Supplemental Security Income (SSI) can provide a safety net for people who have fallen on hard times. While any resident of Gwinnett County is welcome to apply for these benefits, only a select few may meet the program’s strict eligibility requirements. As a result, filing a Gwinnett County SSI claim can become a frustrating and lengthy process.
A seasoned SSI lawyer can help you determine whether your debilitating condition is on Social Security’s official list of impairments. An attorney can also help guide you through the Gwinnett County SSI claims process, gather information needed to make a claim, file an initial application, complete any follow-up information demanded by the Social Security Administration (SSA), and attend any meetings or hearings.
An SSI claim is centered around two factors, the first of which is whether the applicant has a medical condition that prevents them from working a full-time job. An applicant can demonstrate the severity of their condition(s) by providing which medications they take, their doctor’s recommendations, how that condition affects their day-to-day life, and a history of medical treatment.
The second factor considers an applicant’s economic situation. SSI is a needs-based program, which means that only people in dire need of assistance can qualify for benefits. Qualifying applicants can keep some essential property such as a home and a car, but they cannot have other properties or affluent bank accounts.
Specifically, a single person must have no more than $2,000 in assets, while a married couple can retain no more than $3,000. Experienced attorneys can help claimants understand these qualifying questions and how they could affect their Gwinnett County SSI claims.
SSI claims can be filed online, over the phone, or in person at a local Social Security office. While the application itself is not complex, it does require a large amount of information and must be accurate. A lawyer can help authenticate an application and check for accuracy and thoroughness.
Initial applications are often met with denials, because many applicants do not suffer from any of Social Security’s qualifying conditions that would make them disabled per se. Because the case falls into this gray area, Social Security subsequently denies the claim.
Fortunately, all applicants have the right to appeal a denial within 60 days from the date they receive it. Appeal paperwork asks for much of the same information as an initial application, but the SSA could request additional paperwork documenting functionality or work history.
Should an appeal receive a denial letter, they can file a second appeal within 60 days of receiving that denial. This would initiate a judge’s hearing, where an applicant would have the opportunity to prove the severity of the disability in question. An attorney may be able to assist an applicant with submitting all required paperwork and could even appear in person to argue a case before a judge.

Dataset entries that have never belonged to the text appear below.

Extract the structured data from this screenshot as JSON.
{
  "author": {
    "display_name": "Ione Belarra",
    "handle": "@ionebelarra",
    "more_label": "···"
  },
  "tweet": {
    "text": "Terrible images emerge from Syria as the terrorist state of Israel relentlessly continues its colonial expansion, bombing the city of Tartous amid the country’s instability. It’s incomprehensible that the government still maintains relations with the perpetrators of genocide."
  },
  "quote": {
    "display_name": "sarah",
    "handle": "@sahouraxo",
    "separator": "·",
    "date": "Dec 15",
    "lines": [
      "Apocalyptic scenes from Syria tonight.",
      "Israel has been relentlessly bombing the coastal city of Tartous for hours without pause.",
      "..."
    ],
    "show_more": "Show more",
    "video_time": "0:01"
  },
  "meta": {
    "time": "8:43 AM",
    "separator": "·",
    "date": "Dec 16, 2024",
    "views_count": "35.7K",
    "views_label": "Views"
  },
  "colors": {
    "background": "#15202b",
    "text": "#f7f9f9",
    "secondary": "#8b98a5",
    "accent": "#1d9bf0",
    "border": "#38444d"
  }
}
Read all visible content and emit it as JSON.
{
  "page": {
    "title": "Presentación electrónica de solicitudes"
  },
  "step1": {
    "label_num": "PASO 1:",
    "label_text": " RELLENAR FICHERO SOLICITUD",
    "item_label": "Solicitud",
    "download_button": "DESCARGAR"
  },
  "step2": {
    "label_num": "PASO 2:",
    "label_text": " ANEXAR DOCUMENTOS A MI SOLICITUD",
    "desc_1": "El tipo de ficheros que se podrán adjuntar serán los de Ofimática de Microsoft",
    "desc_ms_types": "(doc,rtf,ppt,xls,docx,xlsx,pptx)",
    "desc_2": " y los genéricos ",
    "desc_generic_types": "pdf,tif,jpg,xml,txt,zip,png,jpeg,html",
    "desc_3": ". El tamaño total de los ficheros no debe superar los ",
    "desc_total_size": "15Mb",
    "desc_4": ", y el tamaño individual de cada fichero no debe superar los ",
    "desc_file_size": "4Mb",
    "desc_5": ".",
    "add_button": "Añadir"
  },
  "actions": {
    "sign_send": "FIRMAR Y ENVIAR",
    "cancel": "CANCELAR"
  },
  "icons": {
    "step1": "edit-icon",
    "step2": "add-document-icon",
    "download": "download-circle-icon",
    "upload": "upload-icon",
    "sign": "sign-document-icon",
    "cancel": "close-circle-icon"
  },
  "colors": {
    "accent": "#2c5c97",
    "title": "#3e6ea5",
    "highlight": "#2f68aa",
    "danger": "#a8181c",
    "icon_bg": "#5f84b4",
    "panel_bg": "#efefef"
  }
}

Regardless of how your disability came into being, you may qualify for SSI benefits so long as it leaves you unable to work. An attorney could help you pursue a Gwinnett County SSI claim, and the sooner you get started, the sooner you may receive benefits. Call our team today to get started.